But as it turns out, drinking coffee throughout the day may not be as effective as we initially believed if you’re not taking into consideration your body’s circadian clock.
The cicadian clock is a 24-hour hormonal cycle which dictates your sleeping, eating and waking times, among other things. At certain points during this cycle, our bodies release a hormone called cortisol, which helps us feel more awake and alert.
Here’s the catch – drinking coffee when your body is already producing cortisol renders the benefits of caffeine useless. And when you consume caffeine during periods where you don’t actually need it, it builds up a higher tolerance (which would really explain why I feel like I need so many cups of coffee in one day).
By understanding when your cortisol levels dip, you can make sure your coffee breaks become more strategic and effective.
Here’s an illustration by Ryoko Iwata from her aptly named site I Love Coffee.

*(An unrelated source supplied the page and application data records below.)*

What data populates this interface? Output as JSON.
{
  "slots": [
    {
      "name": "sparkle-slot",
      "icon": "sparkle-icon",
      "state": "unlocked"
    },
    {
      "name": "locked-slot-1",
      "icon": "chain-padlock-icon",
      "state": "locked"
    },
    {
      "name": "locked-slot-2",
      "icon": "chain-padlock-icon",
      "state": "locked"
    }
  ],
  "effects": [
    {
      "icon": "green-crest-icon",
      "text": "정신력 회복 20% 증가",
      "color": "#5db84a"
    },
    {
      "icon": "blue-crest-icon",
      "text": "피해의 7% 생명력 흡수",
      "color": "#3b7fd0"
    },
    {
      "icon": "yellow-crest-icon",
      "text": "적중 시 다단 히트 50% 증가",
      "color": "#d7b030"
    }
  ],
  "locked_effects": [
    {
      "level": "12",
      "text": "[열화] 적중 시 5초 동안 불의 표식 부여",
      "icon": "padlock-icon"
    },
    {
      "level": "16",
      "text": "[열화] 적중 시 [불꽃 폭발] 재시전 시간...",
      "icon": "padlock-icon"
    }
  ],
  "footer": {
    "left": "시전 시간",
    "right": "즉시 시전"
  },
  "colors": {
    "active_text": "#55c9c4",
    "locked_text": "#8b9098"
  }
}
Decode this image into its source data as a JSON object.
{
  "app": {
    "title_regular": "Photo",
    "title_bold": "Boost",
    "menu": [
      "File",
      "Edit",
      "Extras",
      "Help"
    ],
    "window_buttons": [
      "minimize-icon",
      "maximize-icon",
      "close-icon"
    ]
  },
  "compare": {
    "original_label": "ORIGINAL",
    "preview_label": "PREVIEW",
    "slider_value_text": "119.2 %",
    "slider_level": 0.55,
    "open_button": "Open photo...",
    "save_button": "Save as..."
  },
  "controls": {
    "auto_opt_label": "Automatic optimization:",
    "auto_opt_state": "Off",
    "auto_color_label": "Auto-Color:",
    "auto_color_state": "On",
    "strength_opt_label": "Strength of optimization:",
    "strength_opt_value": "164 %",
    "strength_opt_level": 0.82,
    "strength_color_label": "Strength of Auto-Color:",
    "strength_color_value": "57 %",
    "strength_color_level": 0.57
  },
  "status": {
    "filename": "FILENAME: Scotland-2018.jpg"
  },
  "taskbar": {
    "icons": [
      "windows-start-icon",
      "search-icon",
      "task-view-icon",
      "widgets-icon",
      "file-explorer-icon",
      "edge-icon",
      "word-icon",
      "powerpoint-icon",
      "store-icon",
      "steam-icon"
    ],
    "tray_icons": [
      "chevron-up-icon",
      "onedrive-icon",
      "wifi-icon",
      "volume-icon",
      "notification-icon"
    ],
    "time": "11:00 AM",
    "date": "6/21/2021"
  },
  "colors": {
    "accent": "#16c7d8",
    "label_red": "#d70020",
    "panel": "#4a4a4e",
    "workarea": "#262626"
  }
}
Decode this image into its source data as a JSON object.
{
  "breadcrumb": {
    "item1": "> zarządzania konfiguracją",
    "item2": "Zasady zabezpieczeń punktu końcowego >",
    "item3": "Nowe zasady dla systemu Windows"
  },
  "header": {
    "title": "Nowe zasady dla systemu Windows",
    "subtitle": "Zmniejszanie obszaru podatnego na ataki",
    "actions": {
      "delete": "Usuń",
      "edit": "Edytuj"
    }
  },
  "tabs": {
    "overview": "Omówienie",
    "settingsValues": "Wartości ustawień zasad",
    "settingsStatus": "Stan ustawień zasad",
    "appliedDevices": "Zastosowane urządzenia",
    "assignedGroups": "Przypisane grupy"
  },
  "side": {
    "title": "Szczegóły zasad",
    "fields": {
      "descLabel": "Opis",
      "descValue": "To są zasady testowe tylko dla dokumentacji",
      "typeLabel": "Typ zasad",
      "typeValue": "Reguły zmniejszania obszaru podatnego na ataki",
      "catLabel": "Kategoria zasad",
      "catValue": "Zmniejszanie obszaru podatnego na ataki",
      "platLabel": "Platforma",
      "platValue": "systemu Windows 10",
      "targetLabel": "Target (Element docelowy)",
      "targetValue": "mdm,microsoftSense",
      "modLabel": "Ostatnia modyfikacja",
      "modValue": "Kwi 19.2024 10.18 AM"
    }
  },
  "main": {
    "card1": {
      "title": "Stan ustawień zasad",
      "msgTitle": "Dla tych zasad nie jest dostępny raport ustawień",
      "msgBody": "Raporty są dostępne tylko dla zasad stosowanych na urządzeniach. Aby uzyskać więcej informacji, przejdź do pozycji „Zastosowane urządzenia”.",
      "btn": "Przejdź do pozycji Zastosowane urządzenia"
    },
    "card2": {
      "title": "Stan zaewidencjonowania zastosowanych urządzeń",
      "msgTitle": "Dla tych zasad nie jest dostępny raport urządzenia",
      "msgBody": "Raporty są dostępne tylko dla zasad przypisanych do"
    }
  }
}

But if you’re less interested in staying awake and are more interested in being creative, ditching the coffee during cortisol-less periods might be a better idea.
A study by Mareike Wieth and Rose Zacks found while our peak periods are the best time to tackle challenging tasks, our off-peak periods are better for solving problems that require more insight or out-of-the-box thinking.
This is also possibly related to the fact that when we’re at our peak, we tend to filter out all distractions, rather than being relaxed and considering alternative actions or solutions.
So the next time you need to tackle a problem, determine if it needs strategic problem solving skills, or if you need to be in a more open and creative state of mind. Then decide which time of day is best for you to get down to it, and if you should grab a cup of joe to help you along.